Right on. I’m asking because — if I do the math correctly, that was the mid-’90s or so. It seems like the scene has changed a lot since then, where it’s harder to get a gig like that right out of school these days. Did that have any role in why you decided to put this together?
Yes, it does. You’re right on it. I want to create opportunities — where the door is closed, we need to come together to find another opening. … We don’t take no for answers. This whole label, this whole movement, or whatever you want to call it is an example of how we just have to be creative. Who knew that we would get where we are, where NPR is calling me for an interview? I get kind of choked up about it. Somebody might say, ‘It’s not even a Grammy, why you actin’ like that?” But for me it is, because coming from ‘no,’ from nothing… When Camille first started, we paid people to come to see her play. We created a situation for her. They didn’t know that. But now, she gets paid to play.
Of course, I want to talk about your record itself. It’s called Balance, and I hear a very diverse-sounding record. If there is a defining aesthetic, there are a lot of different sounds, a lot of different guests. Is that something you’re going for with this release?
OK, I’m gonna be honest, Patrick. I tried to do a straight-ahead record. I said, ‘I’m gonna have a straight-ahead record, and I’m going to have a core band.’
When I started writing for this album, some other stuff was coming out.

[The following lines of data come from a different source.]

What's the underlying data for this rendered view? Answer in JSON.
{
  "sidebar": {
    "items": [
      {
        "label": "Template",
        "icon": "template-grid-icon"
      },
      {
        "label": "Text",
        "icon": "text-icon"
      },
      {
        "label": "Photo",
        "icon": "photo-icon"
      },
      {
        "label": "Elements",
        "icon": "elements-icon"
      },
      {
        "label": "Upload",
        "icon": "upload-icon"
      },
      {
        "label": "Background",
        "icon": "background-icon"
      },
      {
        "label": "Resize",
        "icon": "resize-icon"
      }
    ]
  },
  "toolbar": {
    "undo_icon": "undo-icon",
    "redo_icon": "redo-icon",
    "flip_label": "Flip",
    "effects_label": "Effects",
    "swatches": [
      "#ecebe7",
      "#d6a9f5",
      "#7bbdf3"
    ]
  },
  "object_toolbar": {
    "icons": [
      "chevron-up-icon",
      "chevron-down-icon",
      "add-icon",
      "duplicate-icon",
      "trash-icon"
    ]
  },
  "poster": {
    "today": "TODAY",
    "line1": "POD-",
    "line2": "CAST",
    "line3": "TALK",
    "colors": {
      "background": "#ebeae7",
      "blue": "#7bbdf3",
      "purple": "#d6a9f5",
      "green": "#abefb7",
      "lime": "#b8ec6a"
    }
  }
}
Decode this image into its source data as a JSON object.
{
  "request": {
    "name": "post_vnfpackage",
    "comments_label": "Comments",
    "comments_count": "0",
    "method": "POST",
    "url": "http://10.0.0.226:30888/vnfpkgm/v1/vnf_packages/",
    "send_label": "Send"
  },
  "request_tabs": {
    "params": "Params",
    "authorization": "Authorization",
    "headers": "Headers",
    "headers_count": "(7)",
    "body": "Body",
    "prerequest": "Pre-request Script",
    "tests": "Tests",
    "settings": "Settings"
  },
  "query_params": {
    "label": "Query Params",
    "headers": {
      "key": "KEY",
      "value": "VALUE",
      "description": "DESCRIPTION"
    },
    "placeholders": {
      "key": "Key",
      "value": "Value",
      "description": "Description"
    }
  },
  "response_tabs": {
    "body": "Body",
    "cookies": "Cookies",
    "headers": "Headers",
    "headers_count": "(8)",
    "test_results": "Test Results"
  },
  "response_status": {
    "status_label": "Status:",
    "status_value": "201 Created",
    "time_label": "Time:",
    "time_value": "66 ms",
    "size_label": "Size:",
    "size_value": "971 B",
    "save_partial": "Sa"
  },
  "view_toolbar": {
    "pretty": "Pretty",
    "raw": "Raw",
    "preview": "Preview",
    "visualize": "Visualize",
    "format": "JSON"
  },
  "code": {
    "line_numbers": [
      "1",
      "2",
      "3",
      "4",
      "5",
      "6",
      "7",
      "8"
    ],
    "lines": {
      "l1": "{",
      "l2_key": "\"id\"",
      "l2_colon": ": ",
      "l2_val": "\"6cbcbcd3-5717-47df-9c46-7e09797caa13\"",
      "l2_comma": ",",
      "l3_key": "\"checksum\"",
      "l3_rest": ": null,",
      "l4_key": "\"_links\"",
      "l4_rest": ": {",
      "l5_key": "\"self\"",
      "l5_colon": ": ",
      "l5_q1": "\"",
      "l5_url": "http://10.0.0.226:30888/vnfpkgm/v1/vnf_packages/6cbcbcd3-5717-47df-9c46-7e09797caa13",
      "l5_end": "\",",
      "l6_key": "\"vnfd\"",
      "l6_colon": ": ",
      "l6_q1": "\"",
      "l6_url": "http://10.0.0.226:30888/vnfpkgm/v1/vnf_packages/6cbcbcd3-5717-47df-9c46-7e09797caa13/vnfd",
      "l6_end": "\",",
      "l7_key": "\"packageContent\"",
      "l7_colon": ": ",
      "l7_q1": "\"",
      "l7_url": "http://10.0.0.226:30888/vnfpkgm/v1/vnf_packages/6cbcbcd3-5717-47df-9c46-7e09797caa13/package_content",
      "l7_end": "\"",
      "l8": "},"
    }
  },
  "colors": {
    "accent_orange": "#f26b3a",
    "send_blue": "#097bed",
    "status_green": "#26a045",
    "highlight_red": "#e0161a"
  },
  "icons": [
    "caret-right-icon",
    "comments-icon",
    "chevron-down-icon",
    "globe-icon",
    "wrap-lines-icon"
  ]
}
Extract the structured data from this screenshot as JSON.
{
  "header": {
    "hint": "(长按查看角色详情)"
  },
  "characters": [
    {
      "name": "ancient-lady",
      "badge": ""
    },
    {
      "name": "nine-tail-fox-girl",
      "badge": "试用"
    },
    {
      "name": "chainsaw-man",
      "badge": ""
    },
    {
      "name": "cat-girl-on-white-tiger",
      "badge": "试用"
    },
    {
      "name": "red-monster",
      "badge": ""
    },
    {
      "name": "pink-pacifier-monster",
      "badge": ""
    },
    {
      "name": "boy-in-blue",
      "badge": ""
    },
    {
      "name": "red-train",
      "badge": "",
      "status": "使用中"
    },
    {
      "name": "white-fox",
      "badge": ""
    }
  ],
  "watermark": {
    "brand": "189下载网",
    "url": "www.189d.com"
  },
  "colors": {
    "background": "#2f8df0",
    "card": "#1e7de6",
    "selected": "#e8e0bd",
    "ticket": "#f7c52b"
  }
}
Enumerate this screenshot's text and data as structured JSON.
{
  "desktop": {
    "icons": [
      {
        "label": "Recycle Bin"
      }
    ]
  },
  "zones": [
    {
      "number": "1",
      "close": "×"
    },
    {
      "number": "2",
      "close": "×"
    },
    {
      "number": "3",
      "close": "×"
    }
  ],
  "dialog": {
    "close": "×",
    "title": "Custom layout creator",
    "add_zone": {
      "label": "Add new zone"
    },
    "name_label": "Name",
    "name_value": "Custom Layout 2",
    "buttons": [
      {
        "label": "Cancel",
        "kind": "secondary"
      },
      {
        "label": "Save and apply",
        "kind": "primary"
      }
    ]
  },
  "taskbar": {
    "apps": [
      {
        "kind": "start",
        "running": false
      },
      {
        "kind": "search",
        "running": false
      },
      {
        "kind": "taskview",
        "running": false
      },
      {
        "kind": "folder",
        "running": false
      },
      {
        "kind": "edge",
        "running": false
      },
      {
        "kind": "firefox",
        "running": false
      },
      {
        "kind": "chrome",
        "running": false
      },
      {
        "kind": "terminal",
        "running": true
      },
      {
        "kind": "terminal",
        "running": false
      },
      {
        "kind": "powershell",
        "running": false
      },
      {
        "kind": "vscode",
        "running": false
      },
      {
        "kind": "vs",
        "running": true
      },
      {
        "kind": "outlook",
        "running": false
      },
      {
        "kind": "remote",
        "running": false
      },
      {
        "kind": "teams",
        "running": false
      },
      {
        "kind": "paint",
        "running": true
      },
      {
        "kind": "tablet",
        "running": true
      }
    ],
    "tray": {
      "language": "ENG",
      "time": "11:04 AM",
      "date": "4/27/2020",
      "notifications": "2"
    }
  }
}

I got the straight-ahead stuff to come out, but some other stuff was coming out. And I tried to put that aside, maybe not for this record. And I allowed the natural, organic motion to overtake me, instead of my mental, the logical, ‘I said I’m gonna do a straight-ahead record.’ What I’m realizing is that my sound is actually a combination of sounds. So I don’t hear it just straight-ahead or tradition. I just hear music. I didn’t want to deny what was coming out, and I saw a common thread, and I felt like I was able to weave it together to make sense.
The whole thing about “balance” comes not from a musical sense, but what I was dealing with in my life. My money wasn’t right; I was kind of having a hard time in life about two or three years ago. Hurricane Sandy happened. There were a lot of wars going on — inner wars. It was a rough time. … I wanted to be real about where I was in that moment. If you listen to “Patriot,” I wrote that for the soldiers who were coming home, and still out there, who were dealing with this horrible thing that they’re put into, but it’s their job. They have to be be soldiers on one hand, and brave for their country — they’re patriots. But inside, they don’t feel right about what they’re doing. They actually come back, they need therapy. To kill a whole village, c’mon, some of them have kids, that’s emotional. So the song couldn’t be pretty — the screeching guitar was definitely the sound of crying and a lot of tension.
I decided that I wanted to present the fact that if you don’t experience the bad — in that time, too, I was having health problems where I couldn’t walk, I was going through excruciating pain — you don’t really know when you have it good. … So I wanted this record to present that whole thing. Not to be preachy in any kind of way, but just to express the fact that we need the beauty and the ugly to appreciate both sides.
That’s kind of a far cry from deciding to make a straight-ahead record.
I know! I tried, I swear.